If you’re a more daring second-hand shopper, Stewart recommends Sim City mall in Mong Kok. “There are dozens of little stores inside packed with used camera gear,” he says. “For those on a tighter budget, sourcing a slightly older model camera here can be a wise decision.”
Here are seven DSLR cameras – from the very basic to more advanced models – that you may want to consider.
Armed with a mighty 24 megapixels, ISO 25600, and an 18-55mm kit lens, the D3400 is designed to tempt smartphone users. Thanks to Bluetooth and Nikon's SnapBridge app, all photos are automatically transferred to a smartphone.
“This is Nikon's absolute entry-level camera aimed at beginners,” says Stewart.
From HK$4,280 (US$545)
Canon EOS 3000D
Canon's most basic and affordable DSLR has 18 megapixels and an 18-55mm kit lens, with ISO topping-out at 6400. It's also got Wi-fi and Canon's Camera Connect app for transferring images to a phone.

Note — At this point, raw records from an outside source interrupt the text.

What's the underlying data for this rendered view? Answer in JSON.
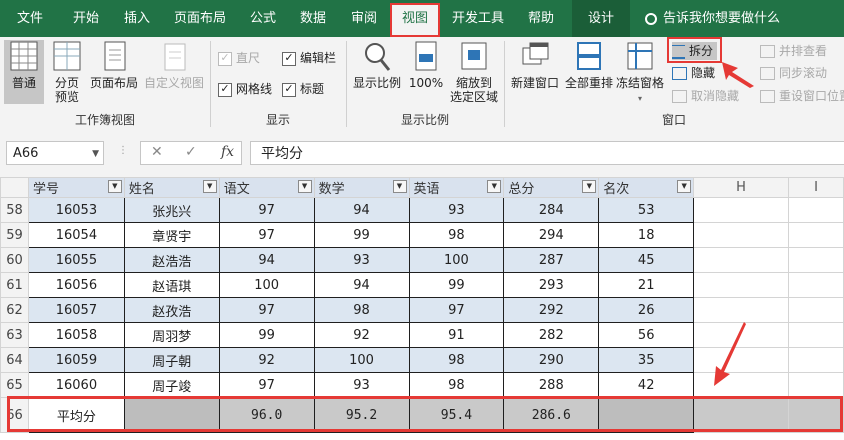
{
  "tabs": [
    "文件",
    "开始",
    "插入",
    "页面布局",
    "公式",
    "数据",
    "审阅",
    "视图",
    "开发工具",
    "帮助",
    "设计"
  ],
  "active_tab": "视图",
  "tell_me": "告诉我你想要做什么",
  "workbook_views": {
    "label": "工作簿视图",
    "buttons": [
      "普通",
      "分页\n预览",
      "页面布局",
      "自定义视图"
    ]
  },
  "show": {
    "label": "显示",
    "checks": [
      {
        "label": "直尺",
        "checked": true,
        "disabled": true
      },
      {
        "label": "编辑栏",
        "checked": true,
        "disabled": false
      },
      {
        "label": "网格线",
        "checked": true,
        "disabled": false
      },
      {
        "label": "标题",
        "checked": true,
        "disabled": false
      }
    ]
  },
  "zoom": {
    "label": "显示比例",
    "buttons": [
      "显示比例",
      "100%",
      "缩放到\n选定区域"
    ]
  },
  "window": {
    "label": "窗口",
    "buttons": [
      "新建窗口",
      "全部重排",
      "冻结窗格"
    ],
    "small": [
      {
        "label": "拆分",
        "disabled": false
      },
      {
        "label": "隐藏",
        "disabled": false
      },
      {
        "label": "取消隐藏",
        "disabled": true
      }
    ],
    "small2": [
      {
        "label": "并排查看",
        "disabled": true
      },
      {
        "label": "同步滚动",
        "disabled": true
      },
      {
        "label": "重设窗口位置",
        "disabled": true
      }
    ]
  },
  "name_box": "A66",
  "formula": "平均分",
  "headers": [
    "学号",
    "姓名",
    "语文",
    "数学",
    "英语",
    "总分",
    "名次"
  ],
  "extra_cols": [
    "H",
    "I"
  ],
  "rows": [
    {
      "num": "58",
      "cells": [
        "16053",
        "张兆兴",
        "97",
        "94",
        "93",
        "284",
        "53"
      ]
    },
    {
      "num": "59",
      "cells": [
        "16054",
        "章贤宇",
        "97",
        "99",
        "98",
        "294",
        "18"
      ]
    },
    {
      "num": "60",
      "cells": [
        "16055",
        "赵浩浩",
        "94",
        "93",
        "100",
        "287",
        "45"
      ]
    },
    {
      "num": "61",
      "cells": [
        "16056",
        "赵语琪",
        "100",
        "94",
        "99",
        "293",
        "21"
      ]
    },
    {
      "num": "62",
      "cells": [
        "16057",
        "赵孜浩",
        "97",
        "98",
        "97",
        "292",
        "26"
      ]
    },
    {
      "num": "63",
      "cells": [
        "16058",
        "周羽梦",
        "99",
        "92",
        "91",
        "282",
        "56"
      ]
    },
    {
      "num": "64",
      "cells": [
        "16059",
        "周子朝",
        "92",
        "100",
        "98",
        "290",
        "35"
      ]
    },
    {
      "num": "65",
      "cells": [
        "16060",
        "周子竣",
        "97",
        "93",
        "98",
        "288",
        "42"
      ]
    }
  ],
  "avg_row": {
    "num": "66",
    "label": "平均分",
    "values": [
      "",
      "96.0",
      "95.2",
      "95.4",
      "286.6",
      ""
    ]
  },
  "colors": {
    "accent": "#217346",
    "highlight": "#e53935",
    "band": "#dce6f1"
  }
}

“The Nikon D3400 and Canon 3000D are virtually identical cameras in terms of build quality and minimal features,” says Stewart.
Canon EOS 1500D
Matching the Nikon D3400 detail for detail, this new entry-level DSLR increases the resolution to 24 megapixels and has a slightly larger LCD screen. It also adds NFC for one-touch photo transfer to a smartphone.
“A bit of a step up from the D3400 with better build quality, more features, a higher-quality LCD, and a viewfinder,” says Stewart of this 24-megapixel, ISO 25600 model. There's a choice of an 18-55mm or 18-140mm lens, the latter offering significant zoom.
Canon EOS 200D
This 24-megapixel DSLR is aimed at those after more control, but worried about carrying a bulky camera on their travels.
“It's got the same entry-level features and build quality as the 3000D, but in a ‘fun sized’ package – this is the world's smallest DSLR,” says Stewart of this black, white or silver camera. “It's very cute too.”
Canon EOS 800D
Comparable to the Nikon D5600 with 24 megapixels, ISO 25600, a three-inch LCD screen and a viewfinder, this DSLR also offers the fastest autofocus mode around, at a near-instant 0.03 seconds. “It's got slightly better build quality than the 3000D,” says Stewart. There's a choice of an 18-55mm or 18-135mm lens.
This is where the mid-range begins. With 20.9 megapixels and ISO 51200, its 51-point autofocus system and a continuous shooting speed of eight frames per second is crucial to its appeal.
“It’s designed for sports photography due to its fast shutter burst rate, and it has many high-end features not found in entry-level DSLRs,” says Stewart. Chief among them is 4K video recording. It comes with an 18-140mm lens.